Reuters: Facebook says it will act against ‘information operations’ using false accounts. “Facebook Inc acknowledged on Thursday that it has become a battleground for governments seeking to manipulate public opinion in other countries and outlined new measures it is taking to combat what it calls ‘information operations’ that go well beyond the phenomenon known as fake news.”
TechCrunch: Jimmy Wales’ Wikitribune to combat fake news with wiki-powered journalism. “With fake news continuing to dominate the discussion about the future of the media and role of social networks in spreading it, many in the tech world have tried to come up with ways to fight this new cancer. Various pronouncements have been made by Google, Facebook and Twitter about tweaking their algorithms. But it’s hard to get away from the fact that human beings are probably going to have to be involved somewhere along the line. Step forward a new project from Wikipedia founder Jimmy Wales.”
TechCrunch: Facebook shows Related Articles and fact checkers before you open links. “Facebook wants you to think about whether a headline is true and see other perspectives on the topic before you even read the article. In its next step against fake news, Facebook today begins testing a different version of its Related Articles widget that normally appears when you return to the News Feed after opening a link. Now Facebook will also show Related Articles including third-party fact checkers before you read an article about a topic that many people are discussing.”
Sixth Tone: How Western Fake News Took Over China’s Social Media. “While internet users in the Western world now stand a reduced chance of encountering the Daily Mail’s content, Chinese social media outlets — including microblogging site Weibo and social messaging app WeChat — are frequently abuzz with the tabloid’s stories. In fact, the social media feeds of millions of Chinese netizens are filled not only with translations of the Daily Mail’s stories, but also with a torrent of misinformation from the West’s now-ubiquitous fake news and conspiracy theory websites.”

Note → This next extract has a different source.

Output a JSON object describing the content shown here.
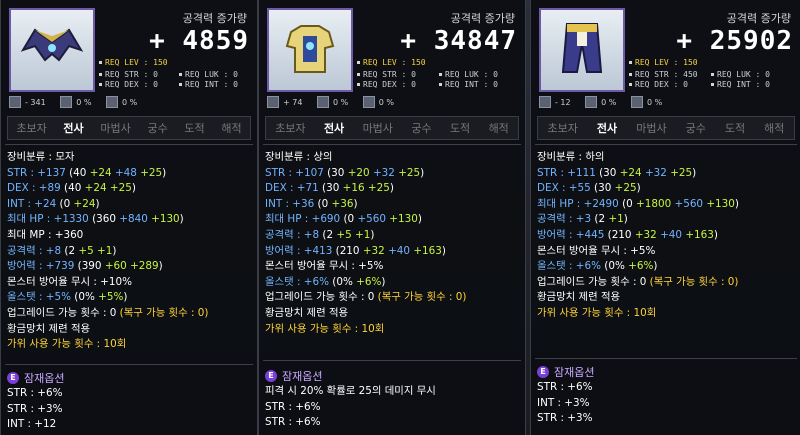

TechCrunch: Facebook puts link to 10 tips for spotting ‘false news’ atop feed. “Today Facebook begins fighting misinformation with news literacy education, in addition to product features. This week, users in 14 countries, including the U.S., will see an alert above the News Feed several times over the next few days that links them to Facebook’s Help Center where they can read ‘Tips to Spot False News.’ Written while working with news standards nonprofit First Draft, these tips include being skeptical of sensational headlines and checking for phony URLs.”
Facebook still apparently has no problem with running ads containing links to fake news, so I’m not thrilled about this. See my December ResearchBuzz article, Why You Will Never Convince Me That Facebook Gives a Damn About Fake Ads and Fake News, and below, enjoy a couple of fake ads I’ve seen just in the last few days.
New Scientist: Sock puppet accounts unmasked by the way they write and post. “‘Sock puppets’ are the scourge of online discussion . Multiple accounts controlled by the same user can dominate comment forums and spread fake news. But now there’s a way to unmask the puppeteers. A study of nine websites that use comment service Disqus to let readers post responses to articles found that sock puppets can be identified based on their writing style, posting activity and relationship with other users.”
CNET: Google fights fake news in search with ‘fact check’ tags . “Google is bringing tools to fight fake news to its most important and iconic product: search. The tech giant said early Friday that it’s adding ‘fact check’ labels to some of the results in its search engine. So, if you search for something and a story from a credible fact-checking source like PolitiFact or Snopes comes up, those stories will get that label.”